The scale of what we still have to learn is exemplified in a new study that focuses on one rather unassuming deep-sea dweller: the brittle star. Scientists from the German Center for Marine Biodiversity Research and Museums Victoria in Australia analyzed brittle stars that had been collected from within the Clarion Clipperton Fracture Zone (CCZ), a deep-sea region between Hawaii and Mexico in the eastern Pacific Ocean.
Using DNA sequencing, the scientists were able to map the invertebrates’ lineages very precisely, with impressive results: they discovered “unprecedented” levels of biodiversity. “There were whole lineages that we’d never come across before,” says Tim O’Hara, a senior curator at Museums Victoria and one of the report’s lead authors. “Some of them were as distant as 70 million years from any other species that we knew about.”
It’s the first time a study of this kind has taken place in the CCZ. “You see some spectacular things,” says O’Hara, “and I can imagine that’s going to be repeated in other groups, too.” The research was not, however, a simple exercise in scientific curiosity.
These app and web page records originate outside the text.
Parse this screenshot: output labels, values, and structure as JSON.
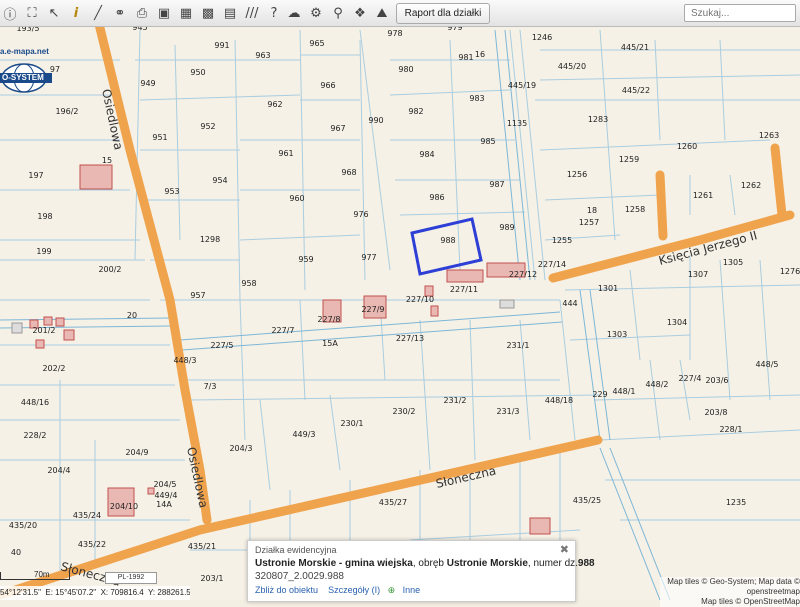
{
  "toolbar": {
    "icons": [
      "info-icon",
      "fullscreen-icon",
      "select-arrow-icon",
      "info-italic-icon",
      "measure-line-icon",
      "link-icon",
      "print-icon",
      "gallery-icon",
      "window-icon",
      "hatch-icon",
      "help-icon",
      "cloud-icon",
      "settings-icon",
      "zoom-search-icon",
      "sail-icon"
    ],
    "report_button": "Raport dla działki",
    "search_placeholder": "Szukaj..."
  },
  "logo": {
    "url_text": "a.e-mapa.net",
    "brand": "O-SYSTEM"
  },
  "map": {
    "roads": [
      "Osiedlowa",
      "Słoneczna",
      "Księcia Jerzego II",
      "Osiedlowa",
      "Słoneczna"
    ],
    "plots": [
      "945",
      "979",
      "193/5",
      "991",
      "965",
      "978",
      "1246",
      "445/21",
      "97",
      "963",
      "980",
      "981",
      "445/20",
      "966",
      "445/19",
      "949",
      "950",
      "982",
      "983",
      "445/22",
      "196/2",
      "962",
      "990",
      "1135",
      "1283",
      "951",
      "952",
      "967",
      "1263",
      "961",
      "984",
      "985",
      "1259",
      "1260",
      "953",
      "954",
      "968",
      "197",
      "960",
      "986",
      "987",
      "1256",
      "1261",
      "1262",
      "1257",
      "1258",
      "198",
      "976",
      "988",
      "989",
      "1298",
      "1255",
      "199",
      "959",
      "977",
      "227/14",
      "1305",
      "1276",
      "958",
      "200/2",
      "227/11",
      "227/12",
      "1301",
      "1307",
      "957",
      "227/10",
      "444",
      "227/8",
      "227/9",
      "201/2",
      "227/7",
      "227/13",
      "1303",
      "1304",
      "227/5",
      "231/1",
      "202/2",
      "448/5",
      "448/3",
      "7/3",
      "227/4",
      "448/2",
      "448/1",
      "203/6",
      "448/16",
      "229",
      "230/1",
      "230/2",
      "231/2",
      "231/3",
      "448/18",
      "203/8",
      "228/2",
      "449/3",
      "228/1",
      "204/3",
      "204/9",
      "435/27",
      "204/4",
      "204/5",
      "204/10",
      "449/4",
      "435/24",
      "1235",
      "435/25",
      "435/20",
      "435/22",
      "435/21",
      "435/23",
      "203/1",
      "19",
      "40",
      "15",
      "20",
      "14A",
      "15A",
      "16",
      "18"
    ]
  },
  "popup": {
    "header": "Działka ewidencyjna",
    "owner_text": "Ustronie Morskie - gmina wiejska",
    "mid_text": ", obręb ",
    "district": "Ustronie Morskie",
    "num_label": ", numer dz.",
    "parcel": "988",
    "id": "320807_2.0029.988",
    "zoom_link": "Zbliż do obiektu",
    "details_link": "Szczegóły (I)",
    "other_link": "Inne"
  },
  "scale": {
    "text": "70m",
    "projection": "PL-1992"
  },
  "coords": {
    "lat": "54°12'31.5\"",
    "lon": "E: 15°45'07.2\"",
    "x": "X: 709816.4",
    "y": "Y: 288261.5"
  },
  "attribution": {
    "line1": "Map tiles © Geo-System; Map data ©",
    "line2": "openstreetmap",
    "line3": "Map tiles © OpenStreetMap"
  },
  "colors": {
    "road": "#f0a34d",
    "parcel_line": "#9dc8df",
    "selection": "#2d3fd6",
    "building": "#e9b3ad",
    "background": "#f6f1e6"
  }
}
Scientists and environmentalists are scrambling to chart species and pinpoint biologically-sensitive areas on the Pacific Ocean’s seabed ahead of a possible “gold rush” for minerals such as manganese, cobalt, and nickel.
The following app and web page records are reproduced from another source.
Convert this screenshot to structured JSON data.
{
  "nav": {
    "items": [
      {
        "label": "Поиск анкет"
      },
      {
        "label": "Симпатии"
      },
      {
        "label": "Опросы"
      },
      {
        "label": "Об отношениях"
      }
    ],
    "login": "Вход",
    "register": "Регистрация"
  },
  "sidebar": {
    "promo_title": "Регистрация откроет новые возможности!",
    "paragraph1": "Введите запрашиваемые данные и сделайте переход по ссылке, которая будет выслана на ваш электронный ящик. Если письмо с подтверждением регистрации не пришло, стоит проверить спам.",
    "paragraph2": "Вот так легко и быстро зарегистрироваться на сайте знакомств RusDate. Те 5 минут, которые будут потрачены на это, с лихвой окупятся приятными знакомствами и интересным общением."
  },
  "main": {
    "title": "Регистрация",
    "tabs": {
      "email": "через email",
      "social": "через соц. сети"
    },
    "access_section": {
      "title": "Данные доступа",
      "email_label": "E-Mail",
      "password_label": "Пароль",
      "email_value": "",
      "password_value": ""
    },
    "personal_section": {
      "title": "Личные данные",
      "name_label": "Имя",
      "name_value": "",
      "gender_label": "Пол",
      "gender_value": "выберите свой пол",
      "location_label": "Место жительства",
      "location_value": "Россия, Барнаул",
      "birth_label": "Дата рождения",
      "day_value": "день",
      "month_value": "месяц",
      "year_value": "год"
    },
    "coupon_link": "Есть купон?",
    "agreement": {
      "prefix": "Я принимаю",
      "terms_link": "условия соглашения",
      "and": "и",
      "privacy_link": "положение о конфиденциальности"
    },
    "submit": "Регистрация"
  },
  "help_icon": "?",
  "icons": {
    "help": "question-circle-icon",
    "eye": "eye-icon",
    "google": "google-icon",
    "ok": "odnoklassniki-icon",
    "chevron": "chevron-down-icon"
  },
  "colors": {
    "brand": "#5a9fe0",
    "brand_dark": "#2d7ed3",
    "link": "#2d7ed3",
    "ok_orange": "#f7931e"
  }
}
These minerals are currently used to produce rechargeable lithium-ion batteries for products like portable electronics and electric cars, as well as for military and aerospace applications. As such, their value has skyrocketed in recent years, and ocean deposits have caught the attention of a number of companies.
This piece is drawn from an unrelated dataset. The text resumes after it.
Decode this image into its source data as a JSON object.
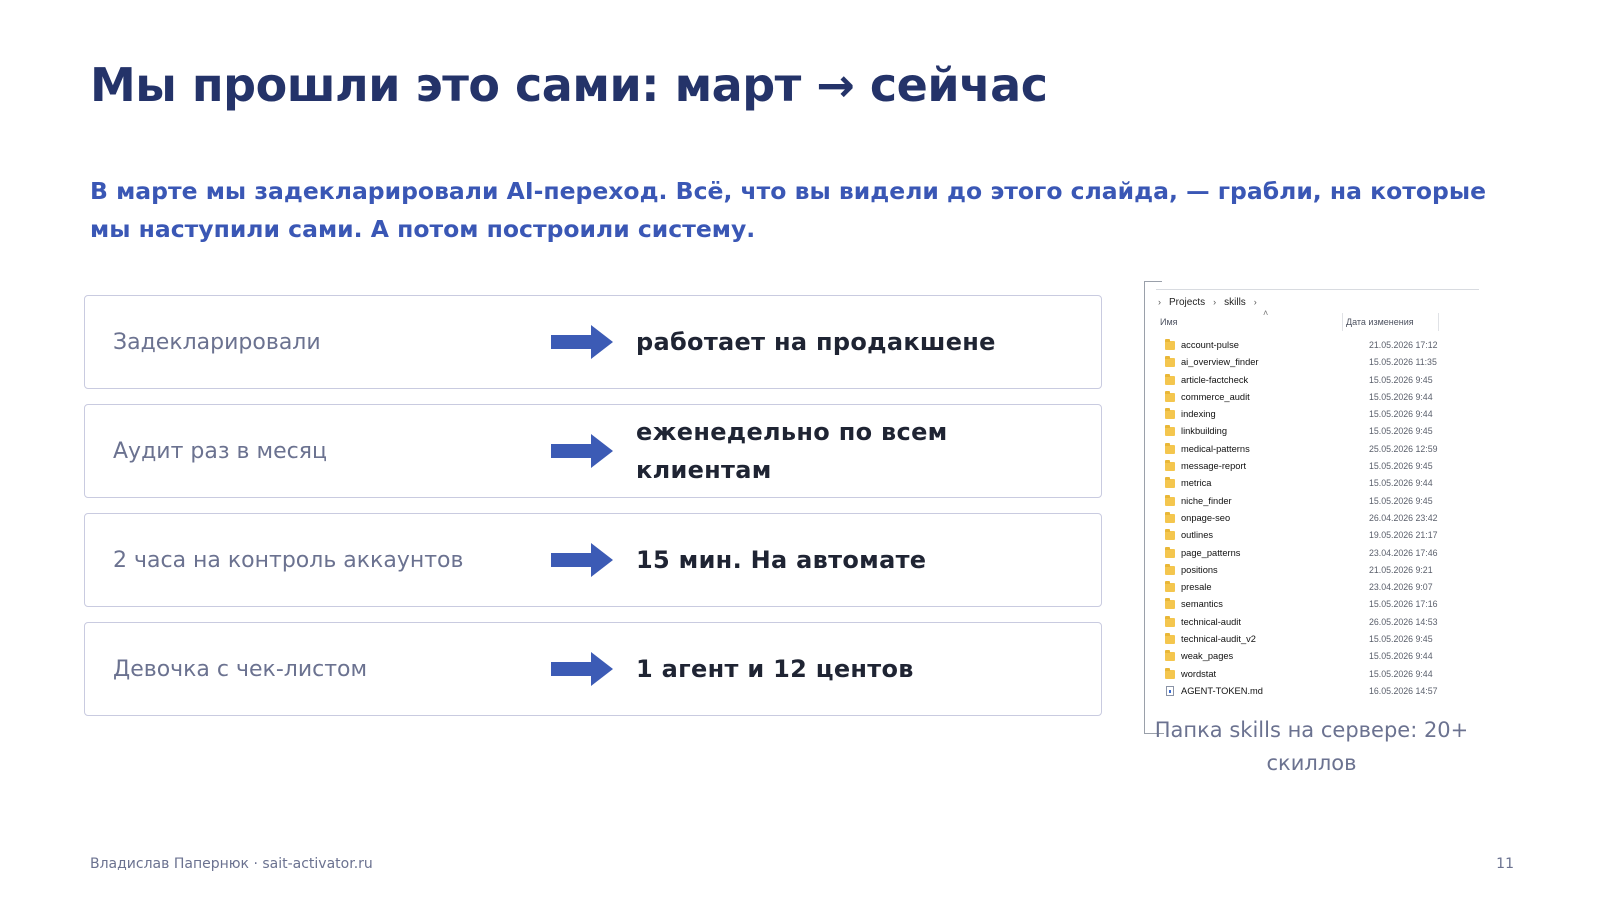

But the environmental costs of scraping minerals off the seafloor are difficult to fathom. Mining would create a plume of dislodged sediment that would float in the water, “and this is an area that hasn’t had sedimentation like that for tens of millions of years,” says O’Hara. “That’s the real fear: that not only is it taking some substrate from the seafloor, but you might also smother a whole lot of other animals over a much greater area.”
Considering that Pacific Island countries often have few sources of income due to their isolation, limited natural resources and low populations, it’s easy to see why potential profits from licensing companies to mine the seabeds of their exclusive economic zones (EEZs) might be tempting.
But Pacific Islanders remain divided on whether or not it’s a good idea. At the Pacific Islands Forum in Tuvalu in August, Fijian Prime Minister Frank Bainimarama floated the idea of a 10-year moratorium on seabed mining across the entire Pacific Ocean to allow for sufficient research into the likely biodiversity impacts.
The bid was supported by Vanuatu and Papua New Guinea, but other countries opposed the move, including the Cook Islands, which has since begun mining exploration. Its seabed minerals authority said in a statement in October that “the Cooks are set to be the frontier of the new gold rush” and that the country could be ready to begin mining in under five years’ time. “I see us as taking the lead,” said deputy prime minister Mark Brown.
Within the Cook Islands, though, there is considerable opposition to the idea. The country made world headlines in 2017 when it created the world’s biggest mixed-use marine protected area (MPA), which spans its entire EEZ and is named Marae Moana (Sacred Ocean). But when Marae Moana’s co-founder and then-director, Jacqueline Evans, suggested to the government that they support the moratorium – in line with the MPA’s principles of sustainable use and biodiversity preservation – she was dismissed from her role.
The sacking caused public outcry and raised concerns about the country’s increasingly dictatorial style of government. “I was told that we live in a country where we have free speech,” said Evans in a statement; “I said it certainly doesn’t seem that way when I’m being sacked for expressing my opinion.”
The upcoming Conference of the Parties of the U.N. Framework Convention on Climate Change (COP 25) in Madrid aims to put the world’s oceans in the spotlight and encourage countries to include ocean-related initiatives and marine biodiversity protection in their nationally-determined contributions (NDCs) to the Paris Agreement on climate change mitigation.
“People dismiss the deep sea as being unimportant, but collectively, that abyssal fauna is hugely important in terms of biomass,” says O’Hara. “So it’s crucial to know what’s there – and that things there are special.”